Home Latest News Pushkar–Gayathri on creating Suzhal for Amazon Prime Video: ‘We made it a...

Pushkar–Gayathri on creating Suzhal for Amazon Prime Video: ‘We made it a point to keep it Indian’ – The Indian Express

Filmmaker duo Pushkar–Gayathri, who shot to fame nationwide with the success of their 2017 gangster drama Vikram Vedha, is now waiting for the release of their first web series. They have written an 8-episode crime drama called Suzhal, which means vortex, for Amazon Prime Video. The series comes with the distinction of being the first original Tamil web series for the streaming giant. And that distinction comes with a lot of responsibility for Pushkar–Gayathri.
Talking to indianexpress.com, the duo noted that they were very cautious about avoiding the trappings of television soap operas. “Pulling a plot point to fill in episodes has been the bane of television, no? A simple point is being pulled for five minutes, 10 minutes. Your episode’s plot movement becomes very weak. You are basically running 35-40 minutes on two reversals. We were conscious during the writing process that there must be plot movement. There must be emotionally charged movements. There must be character revelations in every episode. We think that makes for solid episodes and keep people invested in the story,” said Pushkar.
The duo also wanted to retain the larger-than-life experience of cinema in Suzhal, in an attempt to redefine the Tamil audience’s idea about serials. “We didn’t want to restrict ourselves to an idea of a web series that you can watch on your mobile phones while commuting. We wanted to give the audience a cinematic experience. Not just in the terms of the scale, it has been mounted on, it has grand set-up, arcs, the story is large,” added Gayathri.
Pushkar-Gayathri relies on the trove of mythology to provide a solid philosophical base for their narration. For their runaway hit, they had taken the inspiration from the mythology of Vikram Betaal to create a story about an honest but naïve cop whose knowledge is challenged and teased by a wise-cracking gangster. And it seems they have also borrowed mythological themes to build the world of Suzhal.
Suzhal is set in a small fictional town against the backdrop of a festival, which happens for about eight days. Each day of the festival is marked by different sorts of cultural and religious practices. And the mythology of the festival acts as a metaphor for what’s happening in every episode.
“We made it a point to keep it Indian. We didn’t want to be inspired by the stuff which is happening across the world. We wanted to create an Indian series. The story has to be Indian, rooted in a specific space so it gives a cultural context to it. If the show is going global, there is always this idea to make the series so simple that anybody, anywhere can relate to it. We have not done that. This is still an Indian show at heart. We are hoping that raw emotions will connect with the people (across the world). The cultural milieu will give a peek into this little part of the world,” added Pushkar.
Gayathri also believes creating a series inspired by the west could make it difficult for Indian audiences to connect with the show. “We Indians act in a certain way. If we do a series inspired by the west, culturally itself they are a little more restrained. They don’t wear their emotions on their sleeves or express anything in a loud manner. The way the directors (Bramma G, Anucharan Murugaiyan) have also handled the characters and narration also has a very Indian touch to it,” said Gayathri.
Suzhal has Kathir, Aishwarya Rajesh, R. Parthiban, Sriya Reddy, Harish Uthaman among others in the star cast. The series will premiere in all major Indian languages and multiple foreign languages on Amazon Prime Video on June 17.
England captain Ben Stokes ‘blown away’ by Test win at Trent Bridge
300 100 2 2

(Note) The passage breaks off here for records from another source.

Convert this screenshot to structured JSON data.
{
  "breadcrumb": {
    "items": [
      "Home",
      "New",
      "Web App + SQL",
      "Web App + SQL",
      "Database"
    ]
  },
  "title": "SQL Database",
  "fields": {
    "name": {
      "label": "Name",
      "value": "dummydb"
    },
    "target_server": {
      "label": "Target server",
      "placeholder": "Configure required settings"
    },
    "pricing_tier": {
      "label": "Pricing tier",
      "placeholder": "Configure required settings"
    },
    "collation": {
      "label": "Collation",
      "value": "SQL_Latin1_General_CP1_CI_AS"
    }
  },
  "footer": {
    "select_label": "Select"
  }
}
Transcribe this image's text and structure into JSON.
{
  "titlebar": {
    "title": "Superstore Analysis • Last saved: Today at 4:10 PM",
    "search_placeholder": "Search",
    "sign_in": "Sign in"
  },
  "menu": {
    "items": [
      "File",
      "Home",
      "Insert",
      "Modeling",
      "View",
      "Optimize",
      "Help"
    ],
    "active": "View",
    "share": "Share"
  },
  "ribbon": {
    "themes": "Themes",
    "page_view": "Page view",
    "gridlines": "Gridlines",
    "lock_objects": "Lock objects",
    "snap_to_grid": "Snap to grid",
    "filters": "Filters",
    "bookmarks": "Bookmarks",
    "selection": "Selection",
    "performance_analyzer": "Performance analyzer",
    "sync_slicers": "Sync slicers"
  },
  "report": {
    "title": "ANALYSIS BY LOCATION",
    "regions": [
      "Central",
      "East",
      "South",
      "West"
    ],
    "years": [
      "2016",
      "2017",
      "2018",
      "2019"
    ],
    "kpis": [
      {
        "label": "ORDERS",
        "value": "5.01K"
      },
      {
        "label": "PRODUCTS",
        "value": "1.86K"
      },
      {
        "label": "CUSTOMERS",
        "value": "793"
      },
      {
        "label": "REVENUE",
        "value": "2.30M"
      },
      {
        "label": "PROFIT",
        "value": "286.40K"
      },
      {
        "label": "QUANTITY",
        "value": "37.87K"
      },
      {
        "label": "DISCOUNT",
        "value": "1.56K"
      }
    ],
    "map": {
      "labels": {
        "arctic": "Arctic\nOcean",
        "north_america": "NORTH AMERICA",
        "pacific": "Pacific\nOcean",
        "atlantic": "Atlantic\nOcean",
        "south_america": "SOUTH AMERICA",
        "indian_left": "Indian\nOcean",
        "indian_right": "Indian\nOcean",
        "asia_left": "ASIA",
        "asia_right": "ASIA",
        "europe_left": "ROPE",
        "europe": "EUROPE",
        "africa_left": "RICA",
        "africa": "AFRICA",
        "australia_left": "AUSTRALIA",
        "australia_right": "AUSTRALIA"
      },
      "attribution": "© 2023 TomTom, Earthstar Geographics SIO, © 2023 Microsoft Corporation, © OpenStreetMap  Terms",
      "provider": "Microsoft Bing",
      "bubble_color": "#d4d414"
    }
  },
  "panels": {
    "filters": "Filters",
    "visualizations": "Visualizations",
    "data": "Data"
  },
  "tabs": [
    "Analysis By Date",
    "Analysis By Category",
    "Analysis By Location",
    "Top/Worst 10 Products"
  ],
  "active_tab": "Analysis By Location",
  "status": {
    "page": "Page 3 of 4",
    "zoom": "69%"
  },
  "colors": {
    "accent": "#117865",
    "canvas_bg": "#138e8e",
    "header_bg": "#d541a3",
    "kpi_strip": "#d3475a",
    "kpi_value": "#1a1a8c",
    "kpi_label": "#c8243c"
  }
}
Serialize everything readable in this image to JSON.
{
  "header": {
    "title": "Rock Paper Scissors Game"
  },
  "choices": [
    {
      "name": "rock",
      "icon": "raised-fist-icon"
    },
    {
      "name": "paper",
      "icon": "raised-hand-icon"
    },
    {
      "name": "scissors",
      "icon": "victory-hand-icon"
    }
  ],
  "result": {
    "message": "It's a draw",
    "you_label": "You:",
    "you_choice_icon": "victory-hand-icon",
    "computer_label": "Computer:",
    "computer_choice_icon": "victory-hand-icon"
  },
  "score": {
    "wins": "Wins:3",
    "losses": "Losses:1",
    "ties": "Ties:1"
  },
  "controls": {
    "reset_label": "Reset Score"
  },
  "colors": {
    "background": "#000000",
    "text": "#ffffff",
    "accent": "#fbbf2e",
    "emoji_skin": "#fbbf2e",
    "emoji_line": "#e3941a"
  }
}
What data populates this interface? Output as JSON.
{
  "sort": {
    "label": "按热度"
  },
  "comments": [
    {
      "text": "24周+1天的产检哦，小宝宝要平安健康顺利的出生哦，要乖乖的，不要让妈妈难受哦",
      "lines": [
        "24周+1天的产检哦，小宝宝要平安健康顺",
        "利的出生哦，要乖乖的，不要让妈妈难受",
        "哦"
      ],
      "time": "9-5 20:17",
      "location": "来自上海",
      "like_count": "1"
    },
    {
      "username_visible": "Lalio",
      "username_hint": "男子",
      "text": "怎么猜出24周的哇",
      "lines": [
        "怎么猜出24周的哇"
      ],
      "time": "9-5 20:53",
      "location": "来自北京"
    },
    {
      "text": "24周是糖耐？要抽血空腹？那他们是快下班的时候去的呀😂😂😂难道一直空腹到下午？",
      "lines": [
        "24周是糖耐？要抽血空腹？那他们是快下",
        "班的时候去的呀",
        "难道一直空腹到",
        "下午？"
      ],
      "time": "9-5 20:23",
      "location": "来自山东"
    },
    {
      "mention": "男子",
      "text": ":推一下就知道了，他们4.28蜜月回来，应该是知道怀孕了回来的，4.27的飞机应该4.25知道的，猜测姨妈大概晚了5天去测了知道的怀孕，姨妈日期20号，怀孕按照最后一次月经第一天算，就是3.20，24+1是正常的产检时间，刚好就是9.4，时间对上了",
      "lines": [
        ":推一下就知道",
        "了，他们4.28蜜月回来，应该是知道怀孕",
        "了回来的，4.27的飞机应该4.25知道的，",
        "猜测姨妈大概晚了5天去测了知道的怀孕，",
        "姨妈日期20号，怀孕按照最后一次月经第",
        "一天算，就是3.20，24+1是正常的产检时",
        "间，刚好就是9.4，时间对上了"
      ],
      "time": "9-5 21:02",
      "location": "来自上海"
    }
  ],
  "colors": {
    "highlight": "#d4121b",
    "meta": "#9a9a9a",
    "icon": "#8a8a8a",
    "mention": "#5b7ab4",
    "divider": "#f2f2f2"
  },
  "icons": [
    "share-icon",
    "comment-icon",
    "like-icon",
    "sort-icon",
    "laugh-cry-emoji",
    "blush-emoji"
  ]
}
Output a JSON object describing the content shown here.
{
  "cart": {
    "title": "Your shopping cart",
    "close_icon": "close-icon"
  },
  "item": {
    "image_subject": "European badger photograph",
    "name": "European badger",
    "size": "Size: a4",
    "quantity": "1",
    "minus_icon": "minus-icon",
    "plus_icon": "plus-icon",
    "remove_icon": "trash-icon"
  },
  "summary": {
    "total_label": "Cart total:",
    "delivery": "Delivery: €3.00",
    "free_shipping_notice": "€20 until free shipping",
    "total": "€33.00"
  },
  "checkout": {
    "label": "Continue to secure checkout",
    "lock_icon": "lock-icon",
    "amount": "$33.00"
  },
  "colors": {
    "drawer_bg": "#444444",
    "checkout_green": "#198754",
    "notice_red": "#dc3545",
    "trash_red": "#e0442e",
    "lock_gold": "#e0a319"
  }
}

Previous articleiPad Pro With OLED Display Rumored for Launch in 2024 – MacRumors
Next articleApple Watch 8 price — here's what the rumors say – Tom's Guide
He is currently Editor at Inferse.com. He is a political columnist for the Finger Lakes Times, Eiram.org, and is the co-founder of InFocus.co. His passions include politics, golf, the media, and gadgets.